### What to work on
Copy each line of the data below with the word "screenshot".

◇ ◇ ◇ ◇ ◇

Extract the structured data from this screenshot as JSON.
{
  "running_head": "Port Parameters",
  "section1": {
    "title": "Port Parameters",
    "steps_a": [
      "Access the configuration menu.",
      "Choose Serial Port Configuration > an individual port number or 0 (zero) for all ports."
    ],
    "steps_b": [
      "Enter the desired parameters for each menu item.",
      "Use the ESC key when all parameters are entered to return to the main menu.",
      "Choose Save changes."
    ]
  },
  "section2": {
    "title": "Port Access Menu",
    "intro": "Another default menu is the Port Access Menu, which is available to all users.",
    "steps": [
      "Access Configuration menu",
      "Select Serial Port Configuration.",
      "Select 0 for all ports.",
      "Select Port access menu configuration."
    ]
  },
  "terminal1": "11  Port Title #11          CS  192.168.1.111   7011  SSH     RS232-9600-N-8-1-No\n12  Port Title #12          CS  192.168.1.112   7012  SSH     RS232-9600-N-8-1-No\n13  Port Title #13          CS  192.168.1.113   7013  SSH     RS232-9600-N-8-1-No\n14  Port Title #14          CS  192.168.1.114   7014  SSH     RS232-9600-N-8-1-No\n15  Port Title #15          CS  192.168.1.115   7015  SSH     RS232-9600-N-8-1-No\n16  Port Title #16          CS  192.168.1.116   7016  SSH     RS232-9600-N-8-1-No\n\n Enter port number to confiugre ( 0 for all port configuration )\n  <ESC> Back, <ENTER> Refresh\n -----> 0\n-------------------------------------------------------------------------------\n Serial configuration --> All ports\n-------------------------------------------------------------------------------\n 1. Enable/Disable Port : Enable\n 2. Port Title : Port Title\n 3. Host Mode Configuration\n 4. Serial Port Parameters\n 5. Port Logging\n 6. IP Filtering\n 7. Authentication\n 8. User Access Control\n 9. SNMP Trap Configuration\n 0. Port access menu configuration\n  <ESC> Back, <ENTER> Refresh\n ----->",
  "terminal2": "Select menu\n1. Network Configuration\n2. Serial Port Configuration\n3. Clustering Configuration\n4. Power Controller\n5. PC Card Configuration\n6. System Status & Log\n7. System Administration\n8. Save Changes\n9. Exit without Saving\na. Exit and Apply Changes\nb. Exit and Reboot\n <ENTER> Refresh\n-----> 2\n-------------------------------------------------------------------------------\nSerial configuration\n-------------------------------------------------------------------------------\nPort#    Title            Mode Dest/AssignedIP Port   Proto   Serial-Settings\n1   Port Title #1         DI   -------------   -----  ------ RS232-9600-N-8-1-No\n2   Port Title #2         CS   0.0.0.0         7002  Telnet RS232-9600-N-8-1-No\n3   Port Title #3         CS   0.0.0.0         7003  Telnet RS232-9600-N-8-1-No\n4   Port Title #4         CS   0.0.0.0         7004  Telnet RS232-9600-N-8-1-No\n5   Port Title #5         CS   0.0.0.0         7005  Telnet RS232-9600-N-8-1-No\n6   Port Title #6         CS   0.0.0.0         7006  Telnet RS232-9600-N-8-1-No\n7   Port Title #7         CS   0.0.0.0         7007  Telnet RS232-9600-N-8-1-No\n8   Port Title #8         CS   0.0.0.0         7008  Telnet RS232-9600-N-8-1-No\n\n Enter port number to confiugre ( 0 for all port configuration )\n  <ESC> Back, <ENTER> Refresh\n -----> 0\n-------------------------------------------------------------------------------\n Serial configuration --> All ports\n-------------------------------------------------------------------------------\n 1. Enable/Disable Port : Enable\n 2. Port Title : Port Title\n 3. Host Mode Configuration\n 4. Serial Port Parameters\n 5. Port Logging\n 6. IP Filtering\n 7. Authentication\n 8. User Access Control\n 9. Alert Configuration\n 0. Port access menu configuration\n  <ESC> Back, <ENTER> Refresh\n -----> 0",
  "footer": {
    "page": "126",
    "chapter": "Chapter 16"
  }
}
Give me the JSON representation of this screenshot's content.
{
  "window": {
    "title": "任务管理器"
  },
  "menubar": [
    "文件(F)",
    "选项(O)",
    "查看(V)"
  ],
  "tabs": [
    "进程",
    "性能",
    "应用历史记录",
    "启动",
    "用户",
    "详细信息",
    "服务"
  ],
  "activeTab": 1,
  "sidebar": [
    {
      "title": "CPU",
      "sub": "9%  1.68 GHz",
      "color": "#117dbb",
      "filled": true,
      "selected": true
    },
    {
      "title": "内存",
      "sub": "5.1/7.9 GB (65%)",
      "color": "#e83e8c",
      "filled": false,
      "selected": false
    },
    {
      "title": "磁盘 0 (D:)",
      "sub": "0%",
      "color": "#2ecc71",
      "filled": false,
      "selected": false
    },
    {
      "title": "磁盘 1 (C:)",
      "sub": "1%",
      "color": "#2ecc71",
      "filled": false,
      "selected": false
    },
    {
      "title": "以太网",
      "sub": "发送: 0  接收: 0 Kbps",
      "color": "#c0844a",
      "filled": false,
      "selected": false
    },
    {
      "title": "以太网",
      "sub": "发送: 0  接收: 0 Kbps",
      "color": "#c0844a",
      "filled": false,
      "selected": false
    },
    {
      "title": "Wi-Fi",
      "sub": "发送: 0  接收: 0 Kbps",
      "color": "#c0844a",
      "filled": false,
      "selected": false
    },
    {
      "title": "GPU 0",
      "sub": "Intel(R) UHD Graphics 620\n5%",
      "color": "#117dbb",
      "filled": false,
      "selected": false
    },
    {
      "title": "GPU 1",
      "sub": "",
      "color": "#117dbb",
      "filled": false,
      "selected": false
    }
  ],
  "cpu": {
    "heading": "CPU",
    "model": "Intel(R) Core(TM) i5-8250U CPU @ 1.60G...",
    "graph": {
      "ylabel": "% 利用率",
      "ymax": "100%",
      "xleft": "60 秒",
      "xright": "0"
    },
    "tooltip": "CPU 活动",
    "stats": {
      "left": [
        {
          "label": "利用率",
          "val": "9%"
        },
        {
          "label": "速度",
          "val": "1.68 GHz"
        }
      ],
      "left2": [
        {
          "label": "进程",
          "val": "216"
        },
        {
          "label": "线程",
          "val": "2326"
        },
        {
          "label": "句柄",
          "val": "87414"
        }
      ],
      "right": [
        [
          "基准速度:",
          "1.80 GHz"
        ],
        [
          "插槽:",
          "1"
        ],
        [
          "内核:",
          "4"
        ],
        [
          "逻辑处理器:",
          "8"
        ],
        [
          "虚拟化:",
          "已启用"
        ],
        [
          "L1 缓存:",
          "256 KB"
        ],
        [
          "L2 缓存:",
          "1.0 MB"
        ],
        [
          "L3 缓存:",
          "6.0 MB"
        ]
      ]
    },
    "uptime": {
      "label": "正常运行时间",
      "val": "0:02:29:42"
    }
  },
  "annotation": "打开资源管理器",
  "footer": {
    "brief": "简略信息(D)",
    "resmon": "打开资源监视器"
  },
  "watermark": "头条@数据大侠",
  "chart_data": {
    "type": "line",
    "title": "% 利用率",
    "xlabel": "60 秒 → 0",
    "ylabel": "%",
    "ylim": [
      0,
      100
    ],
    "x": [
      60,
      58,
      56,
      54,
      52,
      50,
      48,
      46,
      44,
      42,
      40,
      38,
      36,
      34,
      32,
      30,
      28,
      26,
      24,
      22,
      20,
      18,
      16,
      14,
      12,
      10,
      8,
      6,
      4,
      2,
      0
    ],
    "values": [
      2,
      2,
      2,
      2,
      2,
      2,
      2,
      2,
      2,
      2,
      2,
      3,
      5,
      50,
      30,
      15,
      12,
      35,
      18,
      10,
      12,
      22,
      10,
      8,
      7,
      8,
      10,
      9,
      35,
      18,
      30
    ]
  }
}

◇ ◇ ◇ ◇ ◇

### Written answer
Extract the structured data from this screenshot as JSON.
Give me the JSON representation of this screenshot's content.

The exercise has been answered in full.